Article In-vivo Studies Molecular Biology Radiobiology Year 2016

Detection of γH2AX foci in mouse normal brain and brain tumor after boron neutron capture therapy

Reports of Practical Oncology & Radiotherapy, 2016

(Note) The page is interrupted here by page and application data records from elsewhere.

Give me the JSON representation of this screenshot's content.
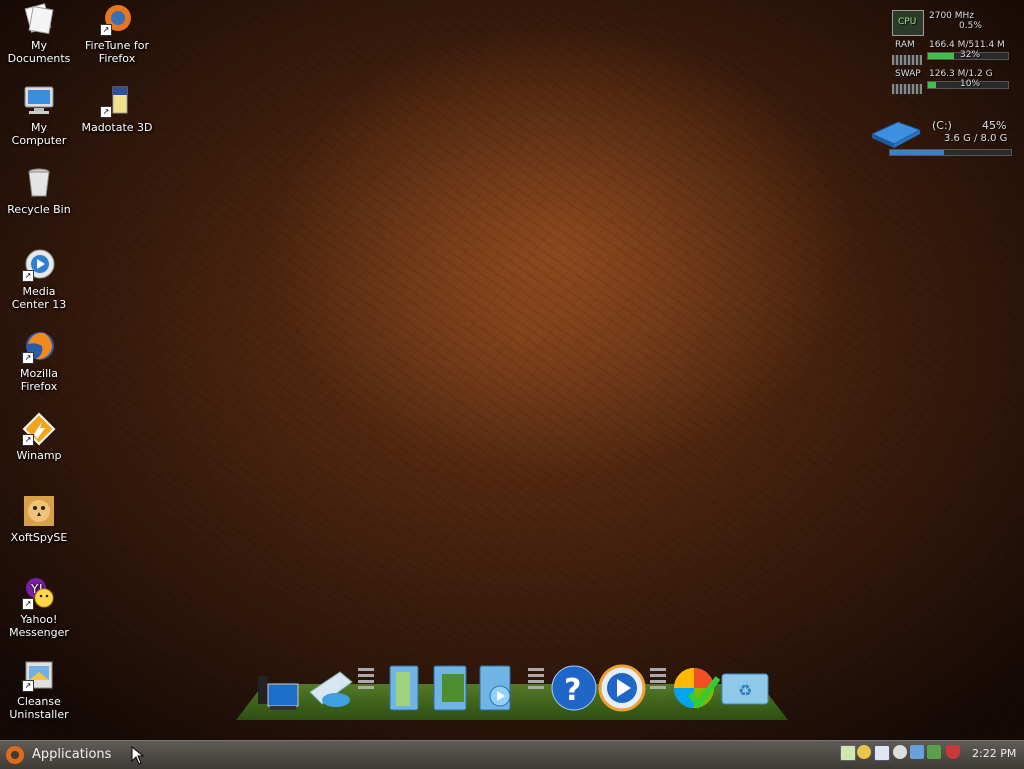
{
  "desktop": {
    "icons": [
      {
        "label": "My\nDocuments",
        "icon": "documents-icon"
      },
      {
        "label": "FireTune for\nFirefox",
        "icon": "firetune-icon"
      },
      {
        "label": "My\nComputer",
        "icon": "computer-icon"
      },
      {
        "label": "Madotate 3D",
        "icon": "madotate-icon"
      },
      {
        "label": "Recycle Bin",
        "icon": "recycle-bin-icon"
      },
      {
        "label": "Media\nCenter 13",
        "icon": "media-center-icon"
      },
      {
        "label": "Mozilla\nFirefox",
        "icon": "firefox-icon"
      },
      {
        "label": "Winamp",
        "icon": "winamp-icon"
      },
      {
        "label": "XoftSpySE",
        "icon": "xoftspy-icon"
      },
      {
        "label": "Yahoo!\nMessenger",
        "icon": "yahoo-messenger-icon"
      },
      {
        "label": "Cleanse\nUninstaller",
        "icon": "cleanse-uninstaller-icon"
      }
    ]
  },
  "monitor": {
    "cpu_label": "CPU",
    "cpu_freq": "2700 MHz",
    "cpu_pct": "0.5%",
    "cpu_value": 0.005,
    "ram_label": "RAM",
    "ram_usage": "166.4 M/511.4 M",
    "ram_pct": "32%",
    "ram_value": 0.32,
    "swap_label": "SWAP",
    "swap_usage": "126.3 M/1.2 G",
    "swap_pct": "10%",
    "swap_value": 0.1,
    "disk_label": "(C:)",
    "disk_pct": "45%",
    "disk_usage": "3.6 G / 8.0 G",
    "disk_value": 0.45
  },
  "dock": {
    "items": [
      "computer-icon",
      "network-icon",
      "documents-folder-icon",
      "pictures-folder-icon",
      "music-folder-icon",
      "help-icon",
      "media-player-icon",
      "windows-update-icon",
      "recycle-folder-icon"
    ]
  },
  "panel": {
    "applications_label": "Applications",
    "clock": "2:22 PM"
  },
  "colors": {
    "accent": "#e06a1a",
    "meter": "#3fc04a",
    "disk_meter": "#3b7fd0"
  }
}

Authors:   Natsuko Kondo, Hiroyuki Michiue, Yoshinori Sakurai, Hiroki Tanaka, Yosuke Nakagawa, Tsubasa Watanabe, Masaru Narabayashi, Yuko Kinashi, Minoru Suzuki, Shin-Ichiro Masunaga, Koji Ono
Journal: Reports of Practical Oncology & Radiotherapy
Abstract: Aim: In this study, we investigated γH2AX foci as markers of DSBs in normal brain and brain tumor tissue in mouse after BNCT.
Background: Boron neutron capture therapy (BNCT) is a particle radiation therapy in combination of thermal neutron irradiation and boron compound that specifically accumulates in the tumor. 10B captures neutrons and produces an alpha (4He) particle and a recoiled lithium nucleus (7Li). These particles have the characteristics of extremely high linear energy transfer (LET) radiation and therefore have marked biological effects. High LET radiation causes severe DNA damage, DNA DSBs. As the high LET radiation induces complex DNA double strand breaks (DSBs), large proportions of DSBs are considered to remain unrepaired in comparison with exposure to sparsely ionizing radiation.
Materials and methods: We analyzed the number of γH2AX foci by immunohistochemistry 30 min or 24 h after neutron irradiation.
Results: In both normal brain and brain tumor, γH2AX foci induced by 10B(n,α)7Li reaction remained 24 h after neutron beam irradiation. In contrast, γH2AX foci produced by γ-ray irradiation at contaminated dose in BNCT disappeared 24 h after irradiation in these tissues.
Conclusion: DSBs produced by 10B(n,α)7Li reaction are supposed to be too complex to repair for cells in normal brain and brain tumor tissue within 24 h. These DSBs would be more difficult to repair than those by γ-ray. Excellent anti-tumor effect of BNCT may result from these unrepaired DSBs induced by 10B(n,α)7Li reaction.